**Directions for this task**: Return each entry word for word. Leave the images out.

**Data extracts**:
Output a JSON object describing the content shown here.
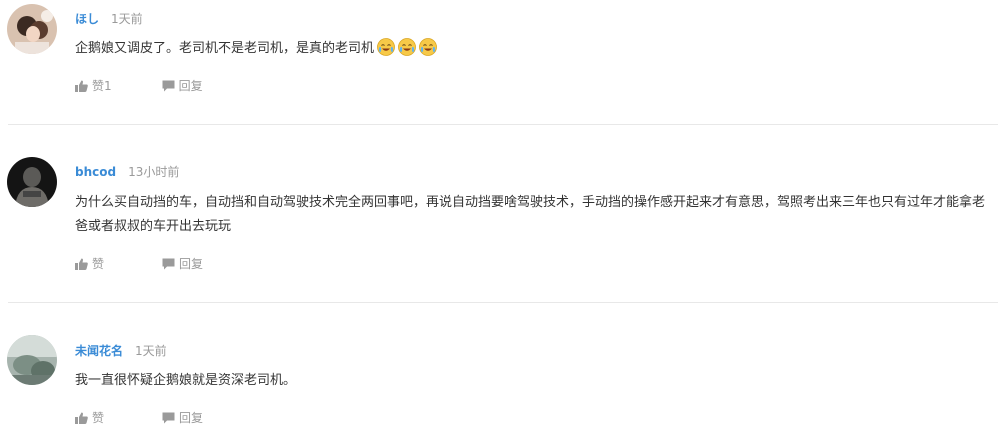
{
  "colors": {
    "username": "#3a8bd6",
    "meta_text": "#9a9a9a",
    "body_text": "#333333",
    "divider": "#e8e8e8"
  },
  "comments": [
    {
      "username": "ほし",
      "time": "1天前",
      "text": "企鹅娘又调皮了。老司机不是老司机，是真的老司机",
      "emojis": [
        "crying-laughing-emoji",
        "crying-laughing-emoji",
        "crying-laughing-emoji"
      ],
      "like_label": "赞1",
      "reply_label": "回复"
    },
    {
      "username": "bhcod",
      "time": "13小时前",
      "text": "为什么买自动挡的车，自动挡和自动驾驶技术完全两回事吧，再说自动挡要啥驾驶技术，手动挡的操作感开起来才有意思，驾照考出来三年也只有过年才能拿老爸或者叔叔的车开出去玩玩",
      "like_label": "赞",
      "reply_label": "回复"
    },
    {
      "username": "未闻花名",
      "time": "1天前",
      "text": "我一直很怀疑企鹅娘就是资深老司机。",
      "like_label": "赞",
      "reply_label": "回复"
    }
  ]
}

**Result for this exercise**:
Output a JSON object describing the content shown here.
{
  "colors": {
    "username": "#3a8bd6",
    "meta_text": "#9a9a9a",
    "body_text": "#333333",
    "divider": "#e8e8e8"
  },
  "comments": [
    {
      "username": "ほし",
      "time": "1天前",
      "text": "企鹅娘又调皮了。老司机不是老司机，是真的老司机",
      "emojis": [
        "crying-laughing-emoji",
        "crying-laughing-emoji",
        "crying-laughing-emoji"
      ],
      "like_label": "赞1",
      "reply_label": "回复"
    },
    {
      "username": "bhcod",
      "time": "13小时前",
      "text": "为什么买自动挡的车，自动挡和自动驾驶技术完全两回事吧，再说自动挡要啥驾驶技术，手动挡的操作感开起来才有意思，驾照考出来三年也只有过年才能拿老爸或者叔叔的车开出去玩玩",
      "like_label": "赞",
      "reply_label": "回复"
    },
    {
      "username": "未闻花名",
      "time": "1天前",
      "text": "我一直很怀疑企鹅娘就是资深老司机。",
      "like_label": "赞",
      "reply_label": "回复"
    }
  ]
}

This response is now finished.